Biblical literacy is a topic for which some scholars actively lobby the reading public. I’m not sure if the entire Bible need be known fully, although my job increasingly relies upon its popularity. Students used to ask if I still found the Bible meaningful, even though I spent my career parsing it apart. The answer is always the same: yes, the Bible is worthy of the attention lavished upon it. It has sections of unsurpassed beauty and even some lessons the world could still stand to learn. It is uneven, however. There are bits that probably should’ve never been canonized. There are moral lows as well as highs. And the book of Job is among the greatest pieces included in it.

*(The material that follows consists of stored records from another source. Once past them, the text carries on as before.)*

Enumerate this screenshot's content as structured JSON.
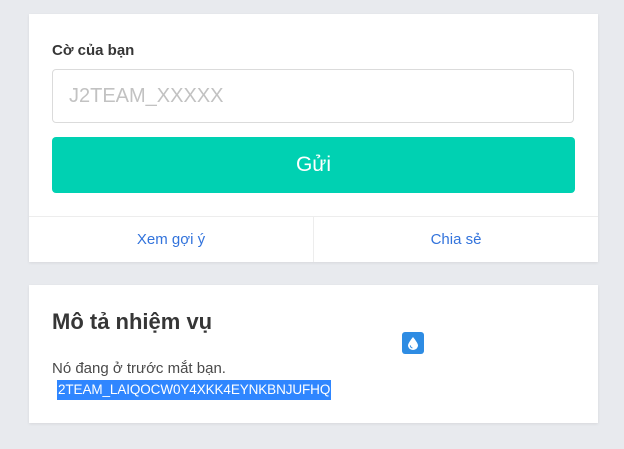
{
  "flag_form": {
    "label": "Cờ của bạn",
    "input_placeholder": "J2TEAM_XXXXX",
    "input_value": "",
    "submit_label": "Gửi",
    "footer": {
      "hint_label": "Xem gợi ý",
      "share_label": "Chia sẻ"
    }
  },
  "description": {
    "title": "Mô tả nhiệm vụ",
    "text": "Nó đang ở trước mắt bạn.",
    "highlighted_flag": "2TEAM_LAIQOCW0Y4XKK4EYNKBNJUFHQ",
    "badge_icon": "water-drop-icon"
  },
  "colors": {
    "accent": "#00d1b2",
    "link": "#3273dc",
    "selection": "#2f86ff",
    "badge": "#2e8ce3"
  }
}
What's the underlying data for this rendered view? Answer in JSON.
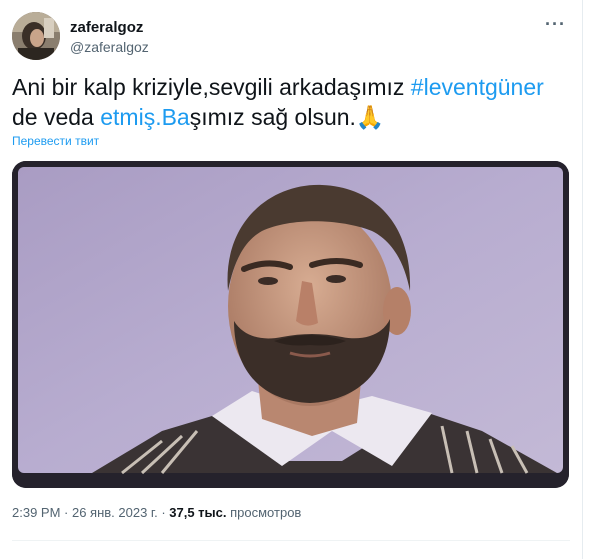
{
  "author": {
    "display_name": "zaferalgoz",
    "handle": "@zaferalgoz"
  },
  "more_label": "···",
  "tweet": {
    "text_1": "Ani bir kalp kriziyle,sevgili arkadaşımız ",
    "hashtag": "#leventgüner",
    "text_2": "de veda ",
    "link_text": "etmiş.Ba",
    "text_3": "şımız sağ olsun.",
    "emoji": "🙏"
  },
  "translate_label": "Перевести твит",
  "meta": {
    "time": "2:39 PM",
    "separator": " · ",
    "date": "26 янв. 2023 г.",
    "views_count": "37,5 тыс.",
    "views_label": "просмотров"
  },
  "colors": {
    "link": "#1d9bf0",
    "secondary_text": "#536471"
  }
}
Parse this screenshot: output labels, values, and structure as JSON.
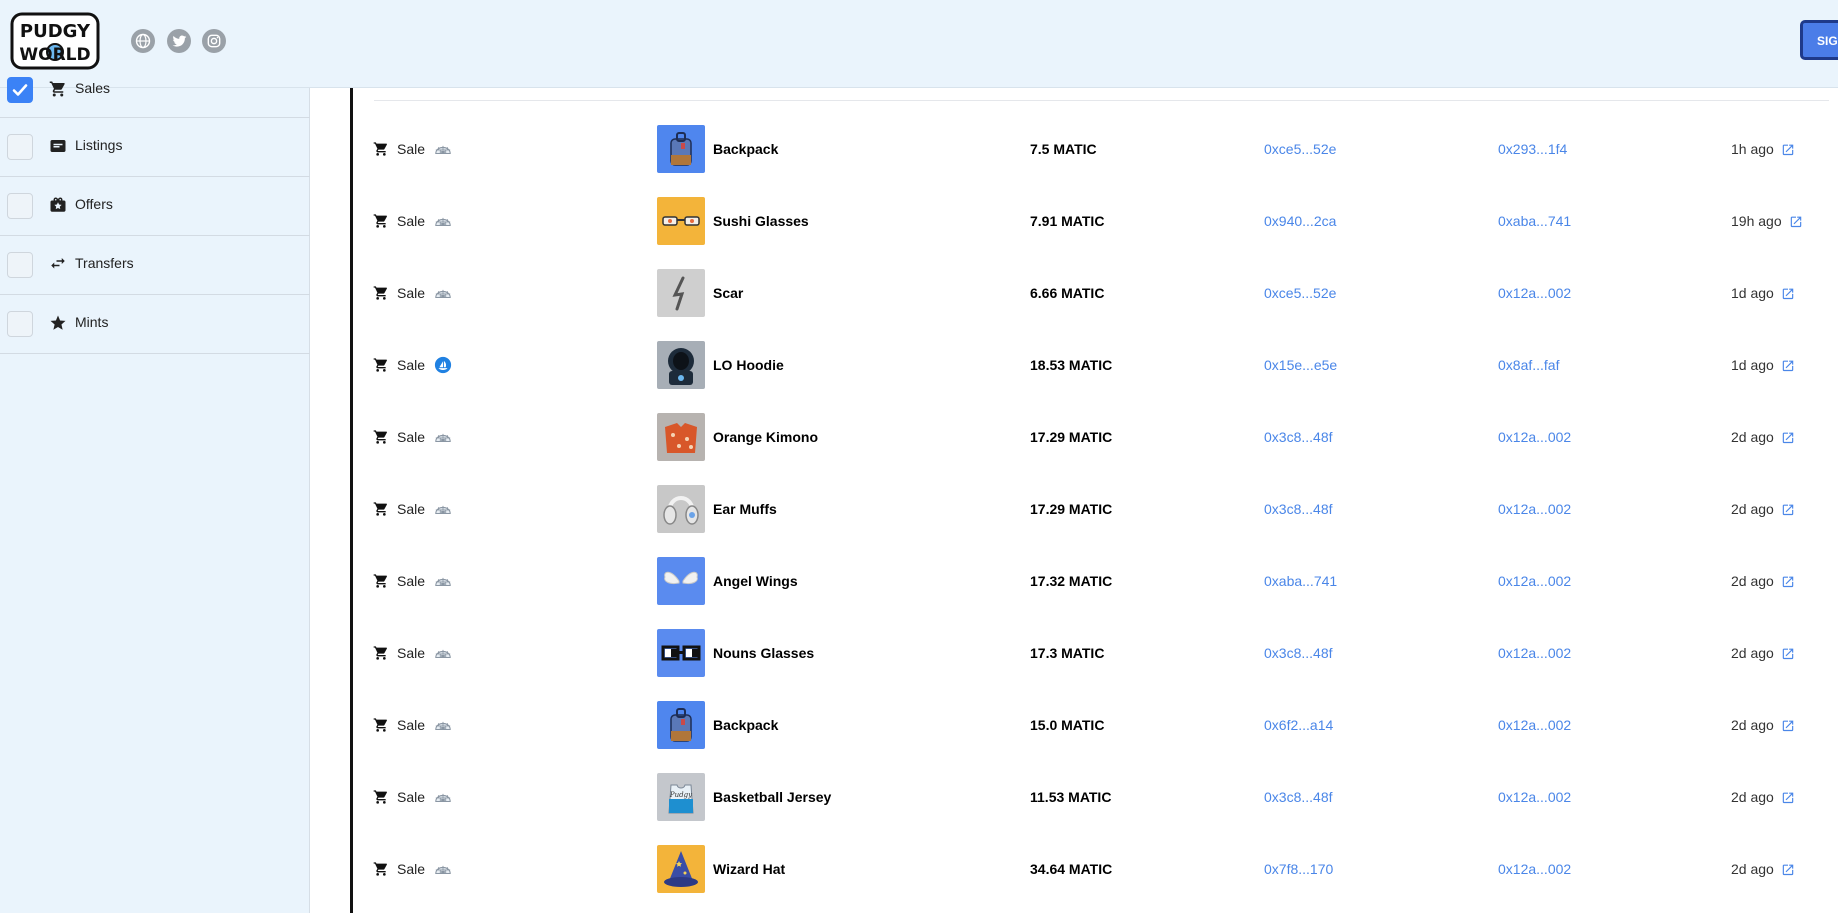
{
  "header": {
    "logo_text_top": "PUDGY",
    "logo_text_bottom": "WORLD",
    "social_icons": [
      "globe-icon",
      "twitter-icon",
      "instagram-icon"
    ],
    "signin_label": "SIGN"
  },
  "colors": {
    "header_bg": "#eaf4fc",
    "accent_blue": "#4a86e8",
    "checkbox_checked": "#3b82f6"
  },
  "sidebar": {
    "filters": [
      {
        "label": "Sales",
        "icon": "cart-icon",
        "checked": true
      },
      {
        "label": "Listings",
        "icon": "listing-icon",
        "checked": false
      },
      {
        "label": "Offers",
        "icon": "offer-icon",
        "checked": false
      },
      {
        "label": "Transfers",
        "icon": "transfer-icon",
        "checked": false
      },
      {
        "label": "Mints",
        "icon": "star-icon",
        "checked": false
      }
    ]
  },
  "activity": {
    "rows": [
      {
        "type": "Sale",
        "chain": "igloo",
        "item": "Backpack",
        "thumb": "backpack",
        "price": "7.5 MATIC",
        "from": "0xce5...52e",
        "to": "0x293...1f4",
        "time": "1h ago"
      },
      {
        "type": "Sale",
        "chain": "igloo",
        "item": "Sushi Glasses",
        "thumb": "sushi-glasses",
        "price": "7.91 MATIC",
        "from": "0x940...2ca",
        "to": "0xaba...741",
        "time": "19h ago"
      },
      {
        "type": "Sale",
        "chain": "igloo",
        "item": "Scar",
        "thumb": "scar",
        "price": "6.66 MATIC",
        "from": "0xce5...52e",
        "to": "0x12a...002",
        "time": "1d ago"
      },
      {
        "type": "Sale",
        "chain": "opensea",
        "item": "LO Hoodie",
        "thumb": "hoodie",
        "price": "18.53 MATIC",
        "from": "0x15e...e5e",
        "to": "0x8af...faf",
        "time": "1d ago"
      },
      {
        "type": "Sale",
        "chain": "igloo",
        "item": "Orange Kimono",
        "thumb": "kimono",
        "price": "17.29 MATIC",
        "from": "0x3c8...48f",
        "to": "0x12a...002",
        "time": "2d ago"
      },
      {
        "type": "Sale",
        "chain": "igloo",
        "item": "Ear Muffs",
        "thumb": "earmuffs",
        "price": "17.29 MATIC",
        "from": "0x3c8...48f",
        "to": "0x12a...002",
        "time": "2d ago"
      },
      {
        "type": "Sale",
        "chain": "igloo",
        "item": "Angel Wings",
        "thumb": "wings",
        "price": "17.32 MATIC",
        "from": "0xaba...741",
        "to": "0x12a...002",
        "time": "2d ago"
      },
      {
        "type": "Sale",
        "chain": "igloo",
        "item": "Nouns Glasses",
        "thumb": "nouns",
        "price": "17.3 MATIC",
        "from": "0x3c8...48f",
        "to": "0x12a...002",
        "time": "2d ago"
      },
      {
        "type": "Sale",
        "chain": "igloo",
        "item": "Backpack",
        "thumb": "backpack",
        "price": "15.0 MATIC",
        "from": "0x6f2...a14",
        "to": "0x12a...002",
        "time": "2d ago"
      },
      {
        "type": "Sale",
        "chain": "igloo",
        "item": "Basketball Jersey",
        "thumb": "jersey",
        "price": "11.53 MATIC",
        "from": "0x3c8...48f",
        "to": "0x12a...002",
        "time": "2d ago"
      },
      {
        "type": "Sale",
        "chain": "igloo",
        "item": "Wizard Hat",
        "thumb": "wizard-hat",
        "price": "34.64 MATIC",
        "from": "0x7f8...170",
        "to": "0x12a...002",
        "time": "2d ago"
      }
    ]
  }
}
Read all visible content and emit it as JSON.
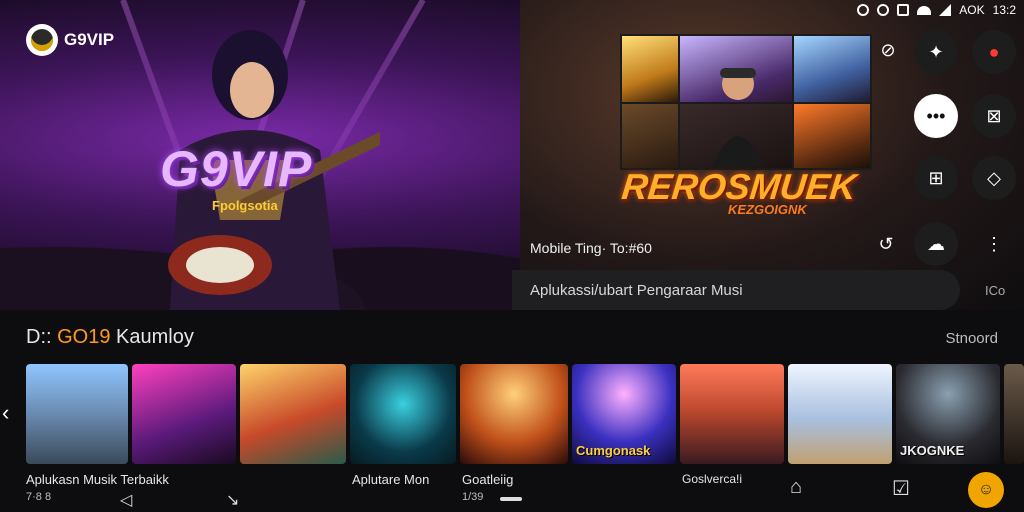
{
  "status_bar": {
    "text": "AOK",
    "time": "13:2"
  },
  "app": {
    "logo_text": "G9VIP"
  },
  "hero": {
    "brand_big": "G9VIP",
    "brand_sub": "Fpolgsotia",
    "rock_title": "REROSMUEK",
    "rock_subtitle": "KEZGOIGNK",
    "mobile_line": "Mobile  Ting·  To:#60"
  },
  "search": {
    "placeholder": "Aplukassi/ubart Pengaraar Musi",
    "right_label": "ICo"
  },
  "section": {
    "title_prefix": "D:: ",
    "title_accent": "GO19",
    "title_rest": " Kaumloy",
    "link": "Stnoord"
  },
  "cards": [
    {
      "title": "",
      "caption": "Aplukasn Musik Terbaikk",
      "sub": "7·8 8"
    },
    {
      "title": "",
      "caption": "",
      "sub": ""
    },
    {
      "title": "",
      "caption": "",
      "sub": ""
    },
    {
      "title": "",
      "caption": "Aplutare Mon",
      "sub": ""
    },
    {
      "title": "",
      "caption": "Goatleiig",
      "sub": "1/39"
    },
    {
      "title": "Cumgonask",
      "caption": "",
      "sub": ""
    },
    {
      "title": "",
      "caption": "Goslverca!i",
      "sub": ""
    },
    {
      "title": "",
      "caption": "",
      "sub": ""
    },
    {
      "title": "JKOGNKE",
      "caption": "",
      "sub": ""
    }
  ],
  "icons": {
    "status": [
      "alarm-icon",
      "record-icon",
      "vibrate-icon",
      "wifi-icon",
      "signal-icon"
    ],
    "side": [
      "compass-icon",
      "person-icon",
      "share-icon",
      "chat-icon",
      "close-box-icon",
      "chip-icon",
      "tag-icon",
      "refresh-icon",
      "cloud-icon",
      "more-icon"
    ],
    "nav": [
      "back-icon",
      "down-icon",
      "home-icon",
      "checkbox-icon",
      "profile-icon"
    ]
  },
  "colors": {
    "accent": "#ff9a1f",
    "fab": "#f0a500",
    "brand_glow": "#b24bff"
  }
}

On that point I would receive some argumentation, I’m sure. Many people detest the book of Job. The eponymous hero of the book seems almost blasphemous to some, and a complaining ingrate to others. In the course of his suffering four friends stop by. The last one, surely a later addition to the text, toes the party line of orthodoxy that the book severely shreds. Job also contains some of the finest poetry from the ancient world and has given modern English several catchphrases still currently in use. I’ve always felt a kinship with Job. While my lot has not been as pathetic as his, I have had enough set-backs to lend the book a kind of nostalgic patina. Even in their wrongheadedness Job’s friends can spill out poetry. And there is wisdom to be had in that dusty book. In the end I was probably the one who was wrong. There is nothing trivial about the book of Job.